**Data for analysis**
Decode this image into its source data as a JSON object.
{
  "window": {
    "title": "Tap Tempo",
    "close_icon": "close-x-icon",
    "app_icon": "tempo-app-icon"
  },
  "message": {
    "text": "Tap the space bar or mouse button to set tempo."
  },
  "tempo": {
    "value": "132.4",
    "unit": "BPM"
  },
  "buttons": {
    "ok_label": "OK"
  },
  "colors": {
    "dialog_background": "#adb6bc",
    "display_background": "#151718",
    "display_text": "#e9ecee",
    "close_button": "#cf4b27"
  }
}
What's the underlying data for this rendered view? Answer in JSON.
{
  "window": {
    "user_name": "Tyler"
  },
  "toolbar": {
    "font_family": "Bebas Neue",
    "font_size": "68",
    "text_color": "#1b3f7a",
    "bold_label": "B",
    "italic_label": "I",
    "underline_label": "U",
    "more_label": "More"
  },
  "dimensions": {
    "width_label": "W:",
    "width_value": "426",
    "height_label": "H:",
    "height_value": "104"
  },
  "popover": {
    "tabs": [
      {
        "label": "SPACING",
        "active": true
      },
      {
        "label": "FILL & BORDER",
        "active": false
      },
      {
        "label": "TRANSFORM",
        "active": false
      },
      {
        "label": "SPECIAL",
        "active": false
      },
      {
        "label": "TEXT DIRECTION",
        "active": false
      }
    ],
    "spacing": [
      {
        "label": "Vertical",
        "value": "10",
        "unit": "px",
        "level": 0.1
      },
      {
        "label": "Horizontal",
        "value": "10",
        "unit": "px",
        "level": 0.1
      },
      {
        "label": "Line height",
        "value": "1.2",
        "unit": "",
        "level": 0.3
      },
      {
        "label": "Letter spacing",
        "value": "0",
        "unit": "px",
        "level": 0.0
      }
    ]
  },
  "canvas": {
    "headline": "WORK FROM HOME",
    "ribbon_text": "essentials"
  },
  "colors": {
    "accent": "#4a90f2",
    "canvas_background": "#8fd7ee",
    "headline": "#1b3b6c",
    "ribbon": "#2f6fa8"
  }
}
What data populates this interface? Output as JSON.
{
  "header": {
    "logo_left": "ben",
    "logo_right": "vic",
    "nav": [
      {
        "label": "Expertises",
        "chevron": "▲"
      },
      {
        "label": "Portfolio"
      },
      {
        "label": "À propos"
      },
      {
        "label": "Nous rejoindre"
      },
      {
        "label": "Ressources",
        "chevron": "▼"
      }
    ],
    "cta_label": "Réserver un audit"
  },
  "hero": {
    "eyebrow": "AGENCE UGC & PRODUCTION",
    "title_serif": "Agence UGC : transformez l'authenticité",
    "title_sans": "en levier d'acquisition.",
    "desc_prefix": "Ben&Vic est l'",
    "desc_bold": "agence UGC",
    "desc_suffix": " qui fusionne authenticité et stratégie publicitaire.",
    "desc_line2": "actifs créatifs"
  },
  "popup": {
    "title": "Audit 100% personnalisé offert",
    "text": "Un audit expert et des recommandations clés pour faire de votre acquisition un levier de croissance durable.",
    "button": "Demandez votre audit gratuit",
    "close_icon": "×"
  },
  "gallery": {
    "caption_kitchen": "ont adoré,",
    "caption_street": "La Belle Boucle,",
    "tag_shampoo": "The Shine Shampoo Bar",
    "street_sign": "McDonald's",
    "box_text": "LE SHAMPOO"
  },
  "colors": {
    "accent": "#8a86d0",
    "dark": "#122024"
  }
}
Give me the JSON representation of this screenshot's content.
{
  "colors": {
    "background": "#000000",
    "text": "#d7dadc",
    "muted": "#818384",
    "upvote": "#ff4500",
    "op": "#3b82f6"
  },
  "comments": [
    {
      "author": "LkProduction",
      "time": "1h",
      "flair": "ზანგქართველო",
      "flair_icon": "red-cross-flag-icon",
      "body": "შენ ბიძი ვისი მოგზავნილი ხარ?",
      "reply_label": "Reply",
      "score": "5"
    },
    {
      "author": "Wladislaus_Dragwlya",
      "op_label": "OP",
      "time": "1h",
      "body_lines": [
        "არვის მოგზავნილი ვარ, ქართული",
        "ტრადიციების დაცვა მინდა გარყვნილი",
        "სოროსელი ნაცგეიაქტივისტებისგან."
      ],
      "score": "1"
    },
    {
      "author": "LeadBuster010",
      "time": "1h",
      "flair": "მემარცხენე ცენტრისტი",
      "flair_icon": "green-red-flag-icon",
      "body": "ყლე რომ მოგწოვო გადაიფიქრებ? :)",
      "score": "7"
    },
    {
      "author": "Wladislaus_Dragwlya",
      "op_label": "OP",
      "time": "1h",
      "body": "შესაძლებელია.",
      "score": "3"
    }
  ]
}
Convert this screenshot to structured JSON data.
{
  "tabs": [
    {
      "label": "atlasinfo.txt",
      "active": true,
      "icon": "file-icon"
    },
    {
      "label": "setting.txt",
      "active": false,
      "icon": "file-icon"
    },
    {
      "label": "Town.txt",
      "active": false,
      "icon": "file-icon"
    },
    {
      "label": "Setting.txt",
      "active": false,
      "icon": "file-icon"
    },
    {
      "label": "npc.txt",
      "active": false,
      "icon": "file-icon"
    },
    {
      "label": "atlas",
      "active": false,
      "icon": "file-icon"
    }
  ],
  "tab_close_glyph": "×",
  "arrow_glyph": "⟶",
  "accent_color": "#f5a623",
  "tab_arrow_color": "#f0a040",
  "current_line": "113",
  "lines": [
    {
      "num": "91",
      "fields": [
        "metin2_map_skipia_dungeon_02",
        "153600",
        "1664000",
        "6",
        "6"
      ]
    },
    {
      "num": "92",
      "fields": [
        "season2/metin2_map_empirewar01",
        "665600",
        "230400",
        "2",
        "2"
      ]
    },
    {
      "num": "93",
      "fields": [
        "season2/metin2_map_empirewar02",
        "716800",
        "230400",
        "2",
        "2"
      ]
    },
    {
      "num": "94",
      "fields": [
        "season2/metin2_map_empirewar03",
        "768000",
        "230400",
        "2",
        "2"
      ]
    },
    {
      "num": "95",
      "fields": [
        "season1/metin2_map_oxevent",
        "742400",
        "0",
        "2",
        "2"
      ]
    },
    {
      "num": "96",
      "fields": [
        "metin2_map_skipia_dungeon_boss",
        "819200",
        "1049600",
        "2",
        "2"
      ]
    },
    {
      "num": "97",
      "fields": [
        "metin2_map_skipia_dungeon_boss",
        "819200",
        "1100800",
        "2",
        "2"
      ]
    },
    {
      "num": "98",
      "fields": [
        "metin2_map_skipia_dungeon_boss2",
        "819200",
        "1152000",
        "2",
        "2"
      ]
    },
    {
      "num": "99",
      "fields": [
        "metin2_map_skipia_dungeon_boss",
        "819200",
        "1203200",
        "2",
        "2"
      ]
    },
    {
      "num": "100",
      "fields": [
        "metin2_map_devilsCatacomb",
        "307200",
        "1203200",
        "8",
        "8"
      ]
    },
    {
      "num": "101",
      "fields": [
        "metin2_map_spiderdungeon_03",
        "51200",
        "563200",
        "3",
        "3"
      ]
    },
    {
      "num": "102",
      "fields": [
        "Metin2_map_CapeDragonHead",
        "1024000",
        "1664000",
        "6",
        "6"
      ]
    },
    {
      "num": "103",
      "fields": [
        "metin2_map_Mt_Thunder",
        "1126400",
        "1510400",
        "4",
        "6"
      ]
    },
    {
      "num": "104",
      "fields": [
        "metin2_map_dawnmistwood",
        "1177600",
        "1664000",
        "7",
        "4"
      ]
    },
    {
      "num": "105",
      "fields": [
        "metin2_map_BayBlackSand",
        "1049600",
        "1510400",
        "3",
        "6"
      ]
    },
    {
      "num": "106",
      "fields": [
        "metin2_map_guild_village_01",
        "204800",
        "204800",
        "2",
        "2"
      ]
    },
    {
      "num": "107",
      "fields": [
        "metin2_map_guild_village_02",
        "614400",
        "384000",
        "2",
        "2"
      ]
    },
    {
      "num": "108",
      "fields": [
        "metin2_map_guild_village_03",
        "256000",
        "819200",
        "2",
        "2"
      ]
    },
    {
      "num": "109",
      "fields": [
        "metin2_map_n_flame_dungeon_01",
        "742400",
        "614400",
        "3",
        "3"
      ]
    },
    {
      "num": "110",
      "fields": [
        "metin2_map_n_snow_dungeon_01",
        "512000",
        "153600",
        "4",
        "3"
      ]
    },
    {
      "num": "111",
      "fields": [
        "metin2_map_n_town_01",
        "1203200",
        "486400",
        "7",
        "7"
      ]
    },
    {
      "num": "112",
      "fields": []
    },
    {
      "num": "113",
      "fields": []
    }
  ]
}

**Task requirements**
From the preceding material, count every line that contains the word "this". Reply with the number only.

**Answer box**
5